  63. Wehmhöner, D., Häussler, S., Tümmler, B., Jänsch, L., Bredenbruch, F., Wehland, J. & Steinmetz, I. ( 2003; ). Inter- and intraclonal diversity of the Pseudomonas aeruginosa proteome manifests within the secretome. J Bacteriol 185, 5807–5814.[CrossRef]
    [Google Scholar]
  64. Wheatcroft, R. & Williams, P. A. ( 1981; ). Rapid methods for the study of both stable and unstable plasmids in Pseudomonas. J Gen Microbiol 124, 433–437.
    [Google Scholar]
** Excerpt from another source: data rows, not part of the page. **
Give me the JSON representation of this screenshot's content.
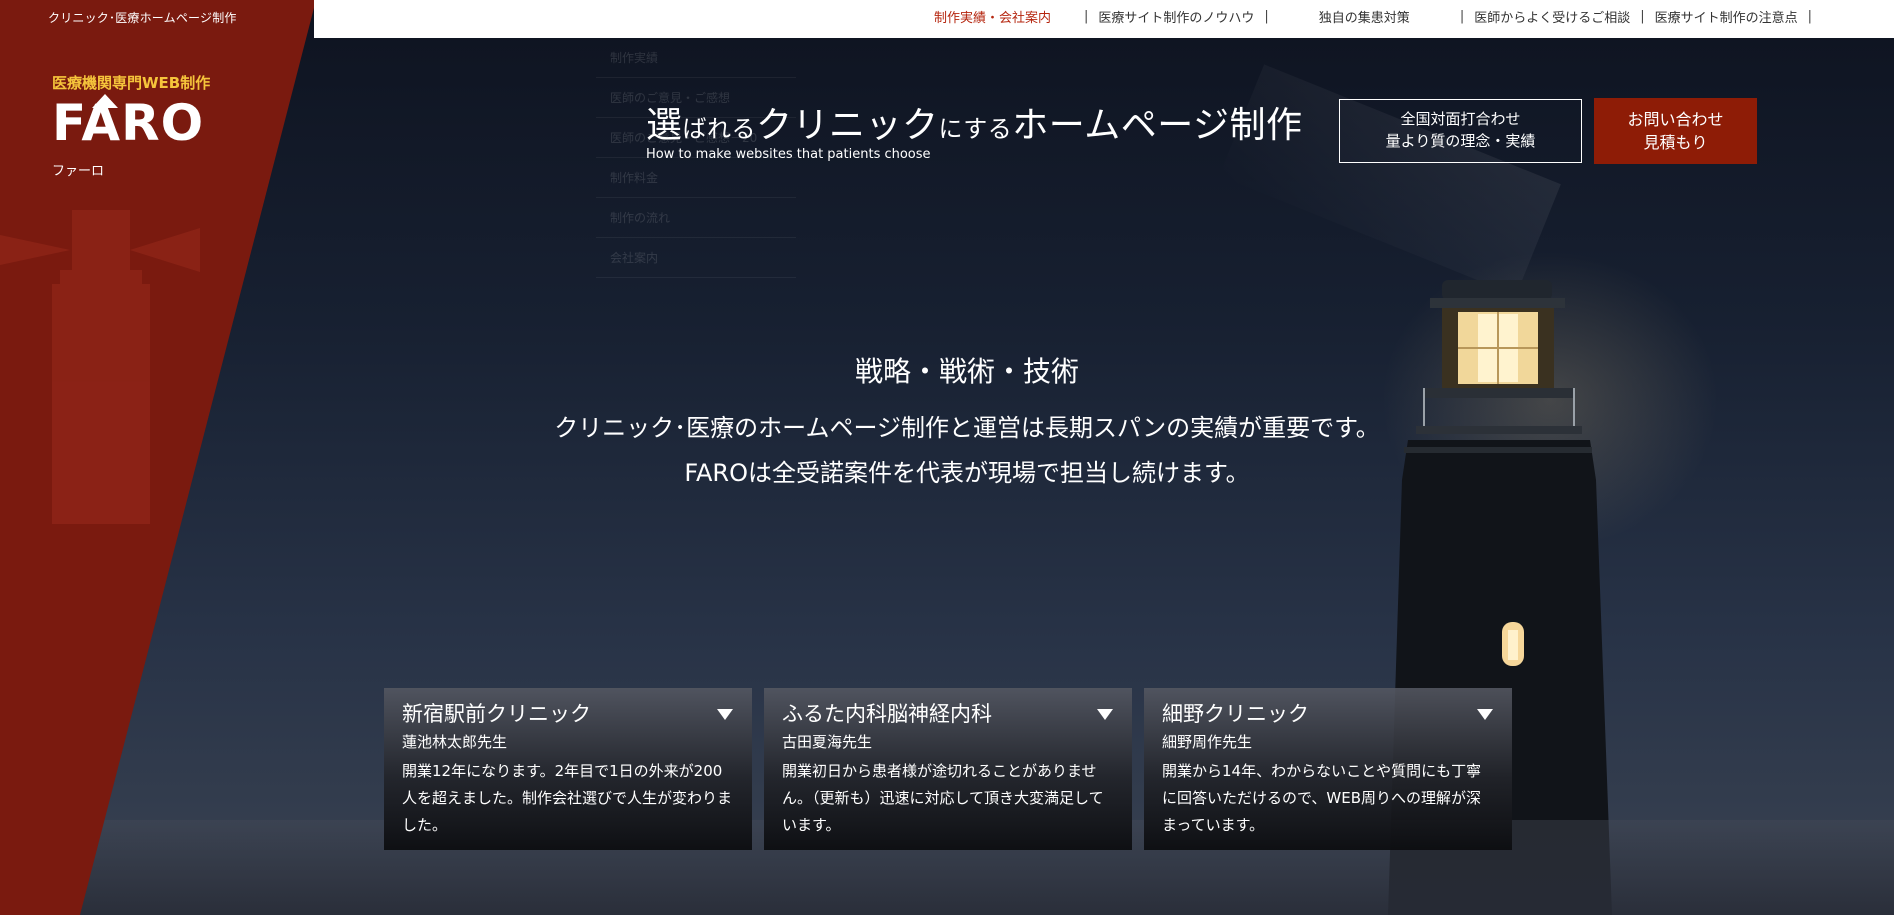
{
  "brand": {
    "tagline": "クリニック･医療ホームページ制作",
    "subtitle": "医療機関専門WEB制作",
    "logo": "FARO",
    "kana": "ファーロ"
  },
  "nav": {
    "items": [
      {
        "label": "制作実績・会社案内",
        "active": true
      },
      {
        "label": "医療サイト制作のノウハウ"
      },
      {
        "label": "独自の集患対策"
      },
      {
        "label": "医師からよく受けるご相談"
      },
      {
        "label": "医療サイト制作の注意点"
      }
    ],
    "separator": "|",
    "dropdown": [
      "制作実績",
      "医師のご意見・ご感想",
      "医師のご意見・ご感想－20",
      "制作料金",
      "制作の流れ",
      "会社案内"
    ]
  },
  "hero": {
    "headline": {
      "p1": "選",
      "p2": "ばれる",
      "p3": "クリニック",
      "p4": "にする",
      "p5": "ホームページ制作"
    },
    "headline_en": "How to make websites that patients choose",
    "cta_outline": {
      "line1": "全国対面打合わせ",
      "line2": "量より質の理念・実績"
    },
    "cta_solid": {
      "line1": "お問い合わせ",
      "line2": "見積もり"
    }
  },
  "message": {
    "line1": "戦略・戦術・技術",
    "line2": "クリニック･医療のホームページ制作と運営は長期スパンの実績が重要です。",
    "line3": "FAROは全受諾案件を代表が現場で担当し続けます。"
  },
  "testimonials": [
    {
      "clinic": "新宿駅前クリニック",
      "doctor": "蓮池林太郎先生",
      "text": "開業12年になります。2年目で1日の外来が200人を超えました。制作会社選びで人生が変わりました。"
    },
    {
      "clinic": "ふるた内科脳神経内科",
      "doctor": "古田夏海先生",
      "text": "開業初日から患者様が途切れることがありません。（更新も）迅速に対応して頂き大変満足しています。"
    },
    {
      "clinic": "細野クリニック",
      "doctor": "細野周作先生",
      "text": "開業から14年、わからないことや質問にも丁寧に回答いただけるので、WEB周りへの理解が深まっています。"
    }
  ],
  "colors": {
    "brand_red": "#7a1a0f",
    "cta_red": "#8e1c06",
    "accent_yellow": "#f5c43b",
    "nav_active": "#b5260f"
  },
  "icons": {
    "card_toggle": "triangle-down-icon",
    "logo_mark": "lighthouse-roof-icon"
  }
}
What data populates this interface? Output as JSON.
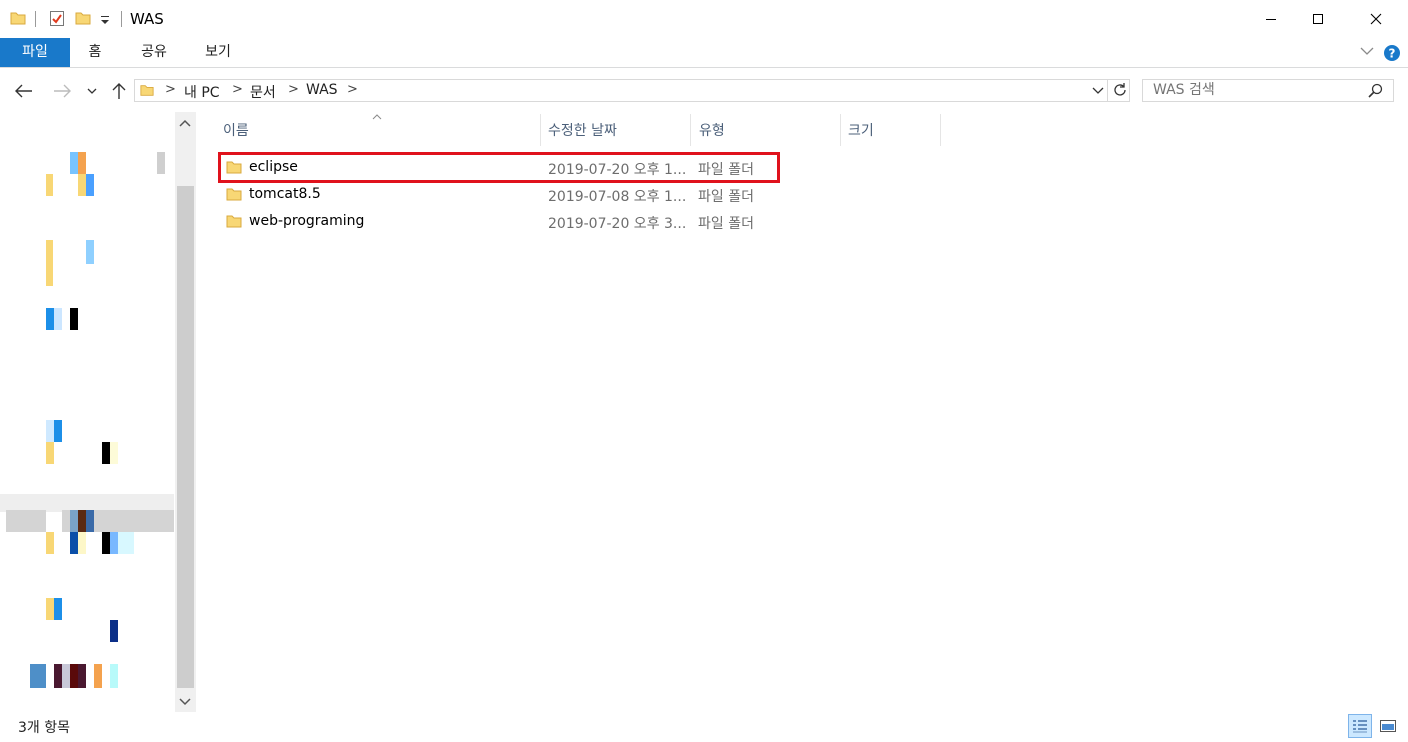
{
  "window": {
    "title": "WAS",
    "controls": [
      "minimize",
      "maximize",
      "close"
    ]
  },
  "quick_access": {
    "icons": [
      "folder-icon",
      "properties-icon",
      "new-folder-icon",
      "customize-dropdown-icon"
    ]
  },
  "ribbon": {
    "tabs": [
      {
        "label": "파일",
        "active": true
      },
      {
        "label": "홈"
      },
      {
        "label": "공유"
      },
      {
        "label": "보기"
      }
    ]
  },
  "address": {
    "path": [
      "내 PC",
      "문서",
      "WAS"
    ]
  },
  "search": {
    "placeholder": "WAS 검색"
  },
  "file_list": {
    "columns": [
      "이름",
      "수정한 날짜",
      "유형",
      "크기"
    ],
    "sorted_by": "이름",
    "rows": [
      {
        "name": "eclipse",
        "modified": "2019-07-20 오후 1...",
        "type": "파일 폴더",
        "highlighted": true
      },
      {
        "name": "tomcat8.5",
        "modified": "2019-07-08 오후 1...",
        "type": "파일 폴더"
      },
      {
        "name": "web-programing",
        "modified": "2019-07-20 오후 3...",
        "type": "파일 폴더"
      }
    ]
  },
  "status": {
    "item_count": "3개 항목"
  },
  "colors": {
    "accent": "#1979ca",
    "highlight_box": "#e0121c",
    "folder": "#f8d775"
  }
}
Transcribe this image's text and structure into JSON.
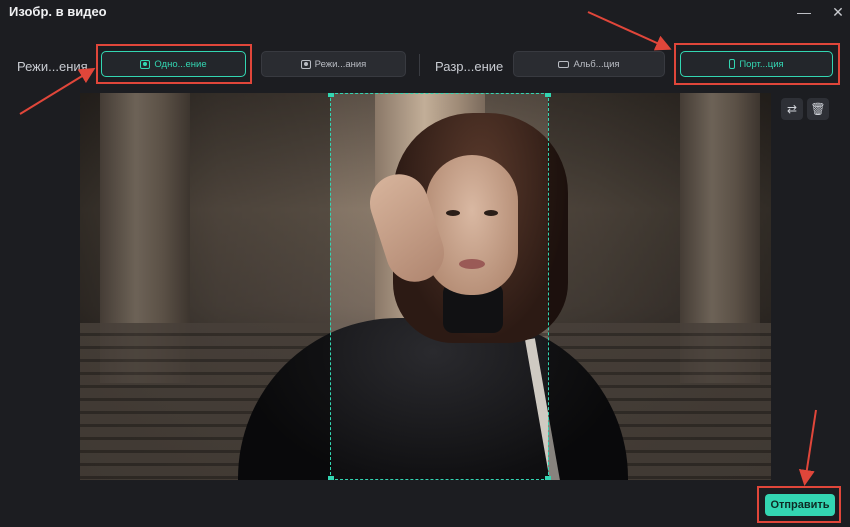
{
  "window": {
    "title": "Изобр. в видео",
    "minimize_icon": "minimize-icon",
    "close_icon": "close-icon"
  },
  "toolbar": {
    "mode_label": "Режи...ения",
    "mode_options": [
      {
        "label": "Одно...ение",
        "icon": "user-frame-icon",
        "active": true
      },
      {
        "label": "Режи...ания",
        "icon": "user-frame-icon",
        "active": false
      }
    ],
    "ratio_label": "Разр...ение",
    "ratio_options": [
      {
        "label": "Альб...ция",
        "icon": "landscape-icon",
        "active": false
      },
      {
        "label": "Порт...ция",
        "icon": "portrait-icon",
        "active": true
      }
    ]
  },
  "preview": {
    "crop_frame": "dashed",
    "tools": [
      "replace-image-icon",
      "trash-icon"
    ]
  },
  "footer": {
    "submit_label": "Отправить"
  },
  "colors": {
    "accent": "#33d6b2",
    "annotation": "#e0463a",
    "background": "#1c1d21"
  }
}
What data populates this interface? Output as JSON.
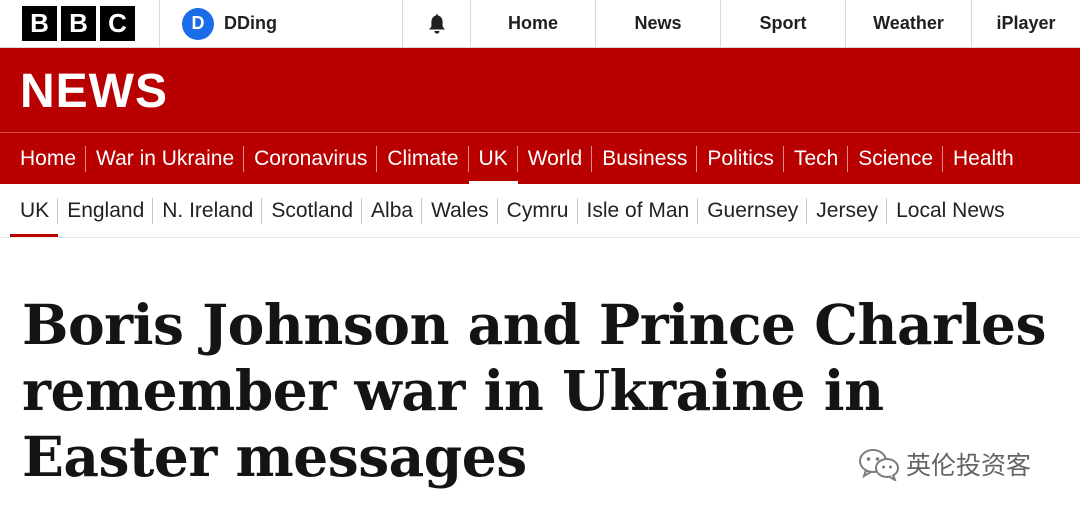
{
  "top_bar": {
    "logo_letters": [
      "B",
      "B",
      "C"
    ],
    "account": {
      "initial": "D",
      "name": "DDing"
    },
    "notifications_icon": "bell-icon",
    "nav": [
      "Home",
      "News",
      "Sport",
      "Weather",
      "iPlayer"
    ]
  },
  "banner": {
    "title": "NEWS"
  },
  "section_nav": {
    "items": [
      "Home",
      "War in Ukraine",
      "Coronavirus",
      "Climate",
      "UK",
      "World",
      "Business",
      "Politics",
      "Tech",
      "Science",
      "Health"
    ],
    "active": "UK"
  },
  "sub_nav": {
    "items": [
      "UK",
      "England",
      "N. Ireland",
      "Scotland",
      "Alba",
      "Wales",
      "Cymru",
      "Isle of Man",
      "Guernsey",
      "Jersey",
      "Local News"
    ],
    "active": "UK"
  },
  "article": {
    "headline": "Boris Johnson and Prince Charles remember war in Ukraine in Easter messages"
  },
  "watermark": {
    "text": "英伦投资客",
    "icon": "wechat-icon"
  },
  "colors": {
    "brand_red": "#b80000",
    "avatar_blue": "#1a6ce8"
  }
}
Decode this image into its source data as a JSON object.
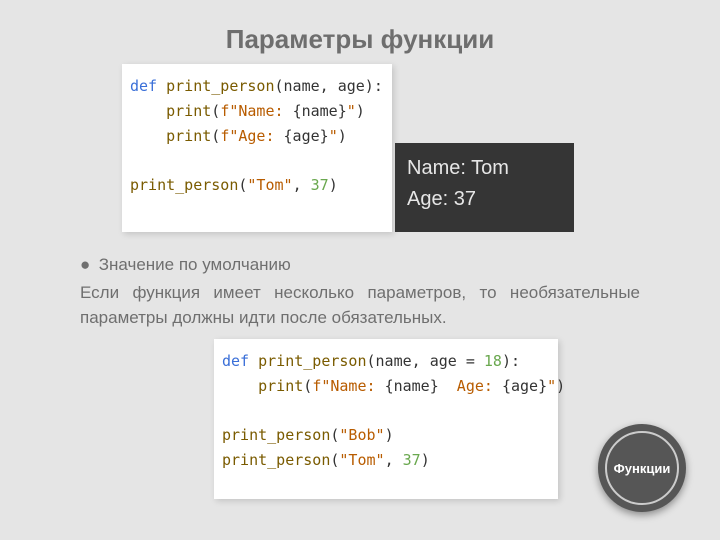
{
  "title": "Параметры функции",
  "code1": {
    "l1": {
      "kw": "def",
      "fn": " print_person",
      "rest": "(name, age):"
    },
    "l2": {
      "indent": "    ",
      "call": "print",
      "open": "(",
      "strp": "f\"Name: ",
      "inside": "{name}",
      "strs": "\"",
      "close": ")"
    },
    "l3": {
      "indent": "    ",
      "call": "print",
      "open": "(",
      "strp": "f\"Age: ",
      "inside": "{age}",
      "strs": "\"",
      "close": ")"
    },
    "blank": "",
    "l5": {
      "fn": "print_person",
      "open": "(",
      "str": "\"Tom\"",
      "comma": ", ",
      "num": "37",
      "close": ")"
    }
  },
  "output1": {
    "l1": "Name: Tom",
    "l2": "Age: 37"
  },
  "bullet": "Значение по умолчанию",
  "paragraph": "Если функция имеет несколько параметров, то необязательные параметры должны идти после обязательных.",
  "code2": {
    "l1": {
      "kw": "def",
      "fn": " print_person",
      "rest": "(name, age = ",
      "num": "18",
      "rest2": "):"
    },
    "l2": {
      "indent": "    ",
      "call": "print",
      "open": "(",
      "strp": "f\"Name: ",
      "ins1": "{name}",
      "mid": "  Age: ",
      "ins2": "{age}",
      "strs": "\"",
      "close": ")"
    },
    "blank": "",
    "l4": {
      "fn": "print_person",
      "open": "(",
      "str": "\"Bob\"",
      "close": ")"
    },
    "l5": {
      "fn": "print_person",
      "open": "(",
      "str": "\"Tom\"",
      "comma": ", ",
      "num": "37",
      "close": ")"
    }
  },
  "badge": "Функции"
}
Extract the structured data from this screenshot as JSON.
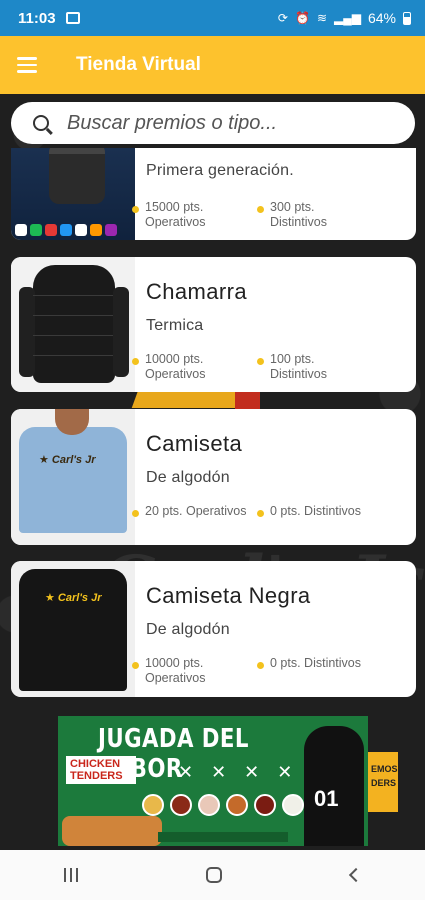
{
  "status_bar": {
    "time": "11:03",
    "battery": "64%"
  },
  "app_bar": {
    "title": "Tienda Virtual"
  },
  "search": {
    "placeholder": "Buscar premios o tipo..."
  },
  "products": [
    {
      "title": "",
      "subtitle": "Primera generación.",
      "operativos": "15000 pts. Operativos",
      "distintivos": "300 pts. Distintivos",
      "image": "smart-speaker"
    },
    {
      "title": "Chamarra",
      "subtitle": "Termica",
      "operativos": "10000 pts. Operativos",
      "distintivos": "100 pts. Distintivos",
      "image": "jacket"
    },
    {
      "title": "Camiseta",
      "subtitle": "De algodón",
      "operativos": "20 pts. Operativos",
      "distintivos": "0 pts. Distintivos",
      "image": "blue-tshirt"
    },
    {
      "title": "Camiseta Negra",
      "subtitle": "De algodón",
      "operativos": "10000 pts. Operativos",
      "distintivos": "0 pts. Distintivos",
      "image": "black-tshirt"
    }
  ],
  "banner": {
    "headline": "JUGADA DEL SABOR",
    "product": "CHICKEN TENDERS",
    "jersey_number": "01",
    "side_tab": "EMOS DERS"
  },
  "colors": {
    "status_bar": "#1e88c8",
    "app_bar": "#fdc22d",
    "point_dot": "#f3c21d"
  }
}
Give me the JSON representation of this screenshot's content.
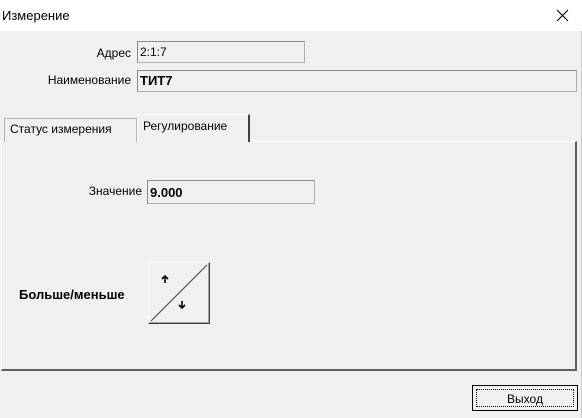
{
  "window": {
    "title": "Измерение",
    "close_glyph": "✕"
  },
  "fields": {
    "address": {
      "label": "Адрес",
      "value": "2:1:7"
    },
    "name": {
      "label": "Наименование",
      "value": "ТИТ7"
    }
  },
  "tabs": [
    {
      "label": "Статус измерения",
      "active": false
    },
    {
      "label": "Регулирование",
      "active": true
    }
  ],
  "regulation": {
    "value_label": "Значение",
    "value": "9.000",
    "more_less_label": "Больше/меньше",
    "up_glyph": "↑",
    "down_glyph": "↓"
  },
  "buttons": {
    "exit_label": "Выход"
  }
}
  65. Witzig, R., Junca, H., Hecht, H. J. & Pieper, D. H. ( 2006; ). Assessment of toluene/biphenyl dioxygenase gene diversity in benzene-polluted soils: links between benzene biodegradation and genes similar to those encoding isopropylbenzene dioxygenases. Appl Environ Microbiol 72, 3504–3514.[CrossRef]
    [Google Scholar]
  66. Witzig, R., Aly, H. A., Strömpl, C., Wray, V., Junca, H. & Pieper, D. H. ( 2007; ). Molecular detection and diversity of novel diterpenoid dioxygenase DitA1 genes from proteobacterial strains and soil samples. Environ Microbiol 9, 1202–1218.[CrossRef]
    [Google Scholar]
  67. Yano, H., Garruto, C. E., Sota, M., Ohtsubo, Y., Nagata, Y., Zylstra, G. J., Williams, P. A. & Tsuda, M. ( 2007; ). Complete sequence determination combined with analysis of transposition/site-specific recombination events to explain genetic organization of IncP-7 TOL plasmid pWW53 and related mobile genetic elements. J Mol Biol 369, 11–26.[CrossRef]
    [Google Scholar]
  68. Zhu, C., Zhang, L. & Zhao, L. ( 2008; ). Molecular cloning, genetic organization of gene cluster encoding phenol hydroxylase and catechol 2,3-dioxygenase in Alcaligenes faecalis IS-46. World J Microbiol Biotechnol 24, 1687–1695.[CrossRef]
    [Google Scholar]
  69. Zylstra, G. J. & Gibson, D. T. ( 1989; ). Toluene degradation by Pseudomonas putida F1. Nucleotide sequence of the todC1C2BADE genes and their expression in Escherichia coli. J Biol Chem 264, 14940–14946.
    [Google Scholar]
http://instance.metastore.ingenta.com/content/journal/micro/10.1099/mic.0.032110-0
Loading
/content/journal/micro/10.1099/mic.0.032110-0
Loading

Data & Media loading...

This is a required field
Please enter a valid email address
Approval was a Success
Invalid data
An Error Occurred
Approval was partially successful, following selected items could not be processed due to error